The National Transportation Safety Board members concluded Tuesday the design firm FIGG Bridge Engineers, Inc. underestimated the load of the bridge and overestimated its strength in a critical section that splintered, dropping a 174-foot-long span onto eight cars on March 15, 2018.

NTSB's chairman Robert Sumwalt said the cracking observed days before the collapse should have prompted contractors and the Florida International University to close the road but did not, leading to a "catastrophic loss of life."

The engineers investigating the collapse told the board members the cracks were 40 times larger than what is commonly accepted. Dan Walsh said they were "alarming warning signs," saying it was as if "the bridge was talking" to the contractors.

"The bridge was talking to them, but it wasn't just talking, it was screaming at them," said Sumwalt. "Yet no one was listening."

Sumwalt said he had never seen so much finger-pointing among parties involved in a transportation project.
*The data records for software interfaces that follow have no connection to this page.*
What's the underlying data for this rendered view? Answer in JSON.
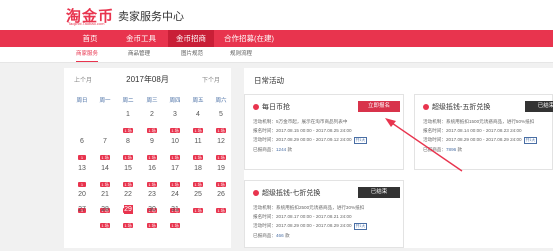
{
  "brand": {
    "logo_text": "淘金币",
    "logo_sub": "Taojinbi.Taobao.com",
    "title": "卖家服务中心"
  },
  "nav": {
    "items": [
      "首页",
      "金币工具",
      "金币招商",
      "合作招募(在建)"
    ],
    "active": 2
  },
  "subnav": {
    "items": [
      "商家服务",
      "商品管理",
      "图片规范",
      "规则流程"
    ],
    "active": 0
  },
  "calendar": {
    "prev": "上个月",
    "next": "下个月",
    "month": "2017年08月",
    "weekdays": [
      "周日",
      "周一",
      "周二",
      "周三",
      "周四",
      "周五",
      "周六"
    ],
    "weeks": [
      [
        {
          "d": "",
          "t": ""
        },
        {
          "d": "",
          "t": ""
        },
        {
          "d": "1",
          "t": "1 场"
        },
        {
          "d": "2",
          "t": "1 场"
        },
        {
          "d": "3",
          "t": "1 场"
        },
        {
          "d": "4",
          "t": "1 场"
        },
        {
          "d": "5",
          "t": "1 场"
        }
      ],
      [
        {
          "d": "6",
          "t": "1"
        },
        {
          "d": "7",
          "t": "1 场"
        },
        {
          "d": "8",
          "t": "1 场"
        },
        {
          "d": "9",
          "t": "1 场"
        },
        {
          "d": "10",
          "t": "1 场"
        },
        {
          "d": "11",
          "t": "1 场"
        },
        {
          "d": "12",
          "t": "1 场"
        }
      ],
      [
        {
          "d": "13",
          "t": "1"
        },
        {
          "d": "14",
          "t": "1 场"
        },
        {
          "d": "15",
          "t": "1 场"
        },
        {
          "d": "16",
          "t": "1 场"
        },
        {
          "d": "17",
          "t": "1 场"
        },
        {
          "d": "18",
          "t": "1 场"
        },
        {
          "d": "19",
          "t": "1 场"
        }
      ],
      [
        {
          "d": "20",
          "t": "1"
        },
        {
          "d": "21",
          "t": "1 场"
        },
        {
          "d": "22",
          "t": "1 场"
        },
        {
          "d": "23",
          "t": "1 场"
        },
        {
          "d": "24",
          "t": "1 场"
        },
        {
          "d": "25",
          "t": "1 场"
        },
        {
          "d": "26",
          "t": "1 场"
        }
      ],
      [
        {
          "d": "27",
          "t": ""
        },
        {
          "d": "28",
          "t": "1 场"
        },
        {
          "d": "29",
          "t": "1 场"
        },
        {
          "d": "30",
          "t": "1 场"
        },
        {
          "d": "31",
          "t": "1 场"
        },
        {
          "d": "",
          "t": ""
        },
        {
          "d": "",
          "t": ""
        }
      ]
    ],
    "today": "29"
  },
  "activities": {
    "title": "日常活动",
    "cards": [
      {
        "name": "每日币抢",
        "button": "立即报名",
        "lines": [
          "活动机制：5万金币起，展示在淘币商品列表中",
          "报名时间：2017.08.15 00:00 - 2017.08.25 24:00",
          "活动时间：2017.08.29 00:00 - 2017.09.12 24:00"
        ],
        "limit": "共1天",
        "signed_label": "已报商品：",
        "signed_count": "1244",
        "signed_unit": "款"
      },
      {
        "name": "超级抵钱-五折兑换",
        "button": "已结束",
        "lines": [
          "活动机制：系统用抵扣1500元诱惑商品，进行50%抵扣",
          "报名时间：2017.08.14 00:00 - 2017.08.23 24:00",
          "活动时间：2017.08.29 00:00 - 2017.08.29 24:00"
        ],
        "limit": "共1天",
        "signed_label": "已报商品：",
        "signed_count": "7896",
        "signed_unit": "款"
      },
      {
        "name": "超级抵钱-七折兑换",
        "button": "已结束",
        "lines": [
          "活动机制：系统用抵扣2500元诱惑商品，进行30%抵扣",
          "报名时间：2017.08.17 00:00 - 2017.08.21 24:00",
          "活动时间：2017.08.29 00:00 - 2017.08.29 24:00"
        ],
        "limit": "共1天",
        "signed_label": "已报商品：",
        "signed_count": "466",
        "signed_unit": "款"
      }
    ]
  },
  "colors": {
    "brand": "#e8344e",
    "nav_active": "#c91f37",
    "link": "#4a6fa5"
  }
}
FIGG maintained on Tuesday the collapse would have not happened if a critical section of the bridge would have been built as required by state standards. But the NTSB findings said the bridge could have still failed because of design miscalculations.

Designed to look like a cable-stayed bridge, the project was uncommon as similar bridges are generally constructed with steel, not concrete, engineers said. The project's complexity should have required a greater oversight by the Florida Department of Transportation, the board said in its findings.
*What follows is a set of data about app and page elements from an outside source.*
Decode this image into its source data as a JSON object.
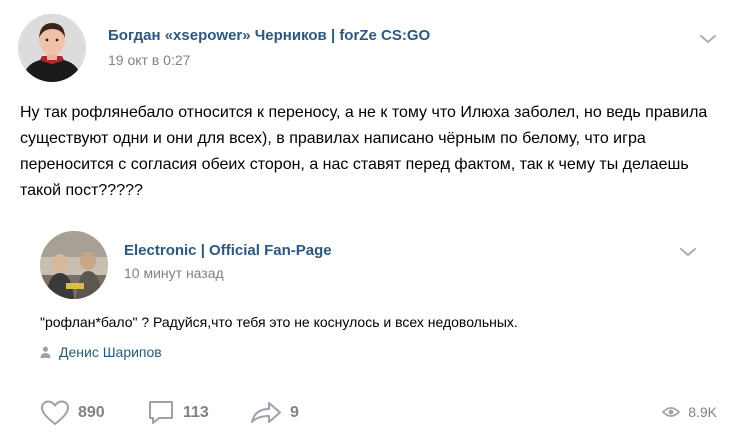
{
  "post": {
    "author": "Богдан «xsepower» Черников | forZe CS:GO",
    "date": "19 окт в 0:27",
    "text": "Ну так рофлянебало относится к переносу, а не к тому что Илюха заболел, но ведь правила существуют одни и они для всех), в правилах написано чёрным по белому, что игра переносится с согласия обеих сторон, а нас ставят перед фактом, так к чему ты делаешь такой пост?????"
  },
  "repost": {
    "author": "Electronic | Official Fan-Page",
    "date": "10 минут назад",
    "text": "\"рофлан*бало\" ? Радуйся,что тебя это не коснулось и всех недовольных.",
    "signer": "Денис Шарипов"
  },
  "actions": {
    "likes": "890",
    "comments": "113",
    "shares": "9",
    "views": "8.9K"
  },
  "colors": {
    "link": "#2a5885",
    "muted": "#828282",
    "icon": "#99a2ad"
  }
}
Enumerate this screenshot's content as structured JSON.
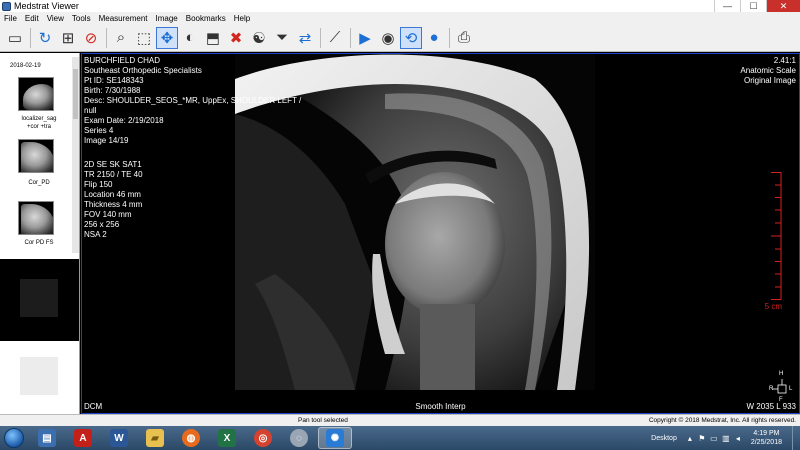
{
  "window": {
    "title": "Medstrat Viewer",
    "controls": [
      "—",
      "☐",
      "✕"
    ]
  },
  "menu": [
    "File",
    "Edit",
    "View",
    "Tools",
    "Measurement",
    "Image",
    "Bookmarks",
    "Help"
  ],
  "toolbar": {
    "tools": [
      {
        "name": "layout-icon",
        "glyph": "▭"
      },
      {
        "name": "rotate-icon",
        "glyph": "↻"
      },
      {
        "name": "grid-layout-icon",
        "glyph": "⊞"
      },
      {
        "name": "stop-icon",
        "glyph": "⊘"
      },
      {
        "name": "magnify-icon",
        "glyph": "⌕"
      },
      {
        "name": "zoom-region-icon",
        "glyph": "⬚"
      },
      {
        "name": "pan-icon",
        "glyph": "✥"
      },
      {
        "name": "contrast-icon",
        "glyph": "◐"
      },
      {
        "name": "crop-icon",
        "glyph": "⬒"
      },
      {
        "name": "delete-icon",
        "glyph": "✖"
      },
      {
        "name": "yin-yang-icon",
        "glyph": "☯"
      },
      {
        "name": "filter-icon",
        "glyph": "⏷"
      },
      {
        "name": "sync-icon",
        "glyph": "⇄"
      },
      {
        "name": "measure-icon",
        "glyph": "⟋"
      },
      {
        "name": "play-icon",
        "glyph": "▶"
      },
      {
        "name": "cine-icon",
        "glyph": "◉"
      },
      {
        "name": "loop-icon",
        "glyph": "⟲"
      },
      {
        "name": "video-icon",
        "glyph": "●"
      },
      {
        "name": "print-icon",
        "glyph": "⎙"
      }
    ]
  },
  "sidebar": {
    "study_date": "2018-02-19",
    "thumbnails": [
      {
        "label": "localizer_sag\n+cor +tra"
      },
      {
        "label": "Cor_PD"
      },
      {
        "label": "Cor PD FS"
      }
    ]
  },
  "overlay": {
    "patient_name": "BURCHFIELD CHAD",
    "institution": "Southeast Orthopedic Specialists",
    "pt_id": "Pt ID: SE148343",
    "birth": "Birth: 7/30/1988",
    "desc": "Desc: SHOULDER_SEOS_*MR, UppEx, SHOULDER LEFT /",
    "desc2": "null",
    "exam_date": "Exam Date: 2/19/2018",
    "series": "Series 4",
    "image": "Image 14/19",
    "sequence": "2D SE SK SAT1",
    "tr_te": "TR 2150 / TE 40",
    "flip": "Flip 150",
    "location": "Location 46 mm",
    "thickness": "Thickness 4 mm",
    "fov": "FOV 140 mm",
    "matrix": "256 x 256",
    "nsa": "NSA 2",
    "zoom": "2.41:1",
    "scale_mode": "Anatomic Scale",
    "original": "Original Image",
    "format": "DCM",
    "interp": "Smooth Interp",
    "window_level": "W 2035 L 933",
    "scale_label": "5 cm",
    "orientation": {
      "top": "H",
      "left": "R",
      "right": "L",
      "bottom": "F"
    },
    "scale_color": "#d32020"
  },
  "status": {
    "message": "Pan tool selected",
    "copyright": "Copyright © 2018 Medstrat, Inc. All rights reserved."
  },
  "taskbar": {
    "apps": [
      {
        "name": "explorer-app-icon",
        "glyph": "▤",
        "color": "#3b6fb0"
      },
      {
        "name": "acrobat-app-icon",
        "glyph": "A",
        "color": "#c4201a"
      },
      {
        "name": "word-app-icon",
        "glyph": "W",
        "color": "#2b5797"
      },
      {
        "name": "folder-app-icon",
        "glyph": "▰",
        "color": "#e8c050"
      },
      {
        "name": "firefox-app-icon",
        "glyph": "◍",
        "color": "#e66b1f"
      },
      {
        "name": "excel-app-icon",
        "glyph": "X",
        "color": "#217346"
      },
      {
        "name": "chrome-app-icon",
        "glyph": "◎",
        "color": "#d4432f"
      },
      {
        "name": "cd-app-icon",
        "glyph": "◌",
        "color": "#9aa6b4"
      },
      {
        "name": "medstrat-app-icon",
        "glyph": "✺",
        "color": "#2a7bd5"
      }
    ],
    "desktop_label": "Desktop",
    "time": "4:19 PM",
    "date": "2/25/2018"
  }
}
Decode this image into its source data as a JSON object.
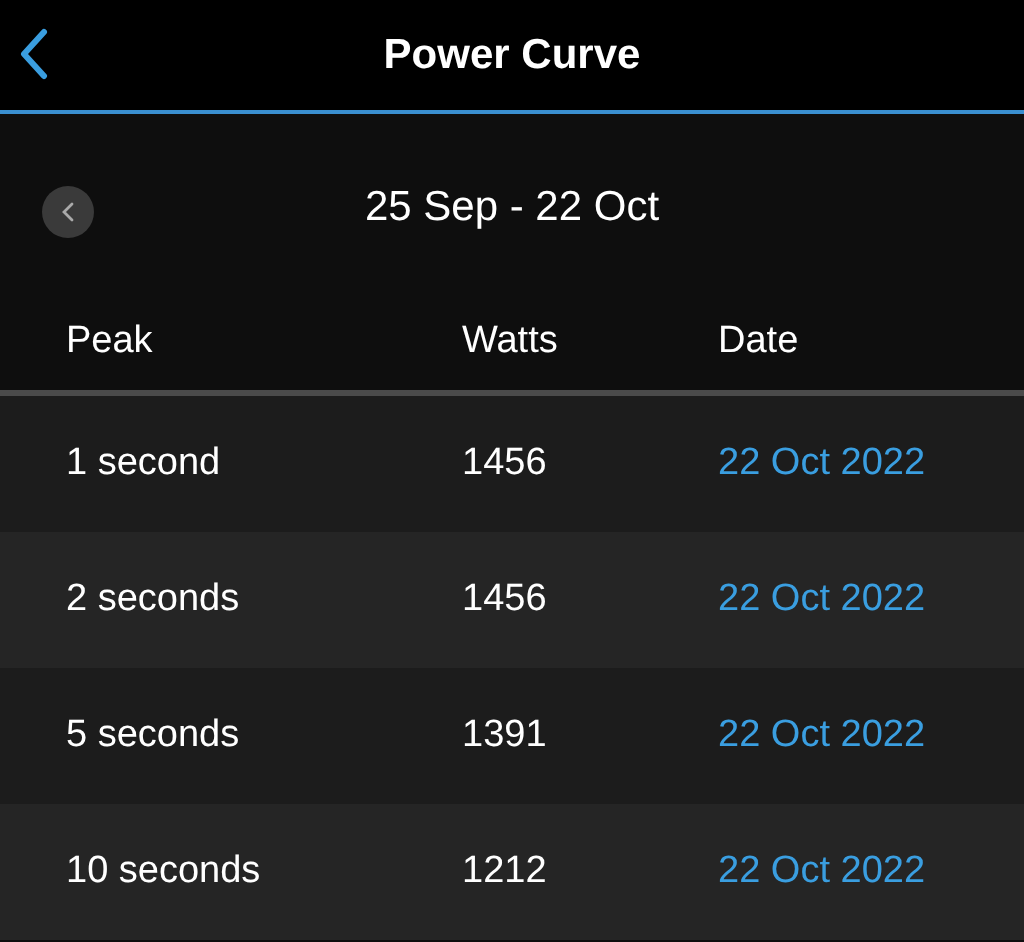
{
  "header": {
    "title": "Power Curve"
  },
  "range": {
    "label": "25 Sep - 22 Oct"
  },
  "table": {
    "columns": [
      "Peak",
      "Watts",
      "Date"
    ],
    "rows": [
      {
        "peak": "1 second",
        "watts": "1456",
        "date": "22 Oct 2022"
      },
      {
        "peak": "2 seconds",
        "watts": "1456",
        "date": "22 Oct 2022"
      },
      {
        "peak": "5 seconds",
        "watts": "1391",
        "date": "22 Oct 2022"
      },
      {
        "peak": "10 seconds",
        "watts": "1212",
        "date": "22 Oct 2022"
      }
    ]
  }
}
The 18-month investigation showed the company tasked to conduct an independent review, which could have caught bridge design errors, was mistakenly listed as qualified by FDOT.

FDOT said the companies shouldn't have simply relied on its website-generated report as proof of the reviewer's credentials, but NTSB's vice chairman Bruce Landsberg said the state should have paid more attention.

Image: At Least 4 Dead After Collapse Of Pedestrian Bridge In Miami
Investigators work at the scene where a pedestrian bridge collapsed in Miami on March 16, 2018.Joe Raedle / Getty Images file

"If you can't get correct information on your website, you shouldn't put it up at all," he said.

Another board member, Jennifer Homendy, asked investigators about the meeting that took place a few hours before the span fell onto oncoming traffic as crews tightened support rods in the northern section of the bridge to address the cracking. The bridge fell immediately after that work was done.

Homendy asked investigator Dan Walsh whether any of the contractors or university officials at the meeting asked about closing the road as the cracks expanded in size and plans were made to fix the bridge. Walsh said no one did.

Engineers said all parties involved in that meeting had "implied authority" to close the road, but Sumwalt questioned why the university did not take the lead as the project's grantee.

"You can contract out your authority, but you can't contract out your responsibility," he said.

The Florida International University said in a statement that it relied on professionals to notify the university of safety concerns. The engineers said the cracks were not a safety concern.

"We are heartbroken that the road was not closed and are committed to doing our part to help prevent something similar from happening again," the statement said.

The university said it intends to build a new bridge where the victims will be memorialized.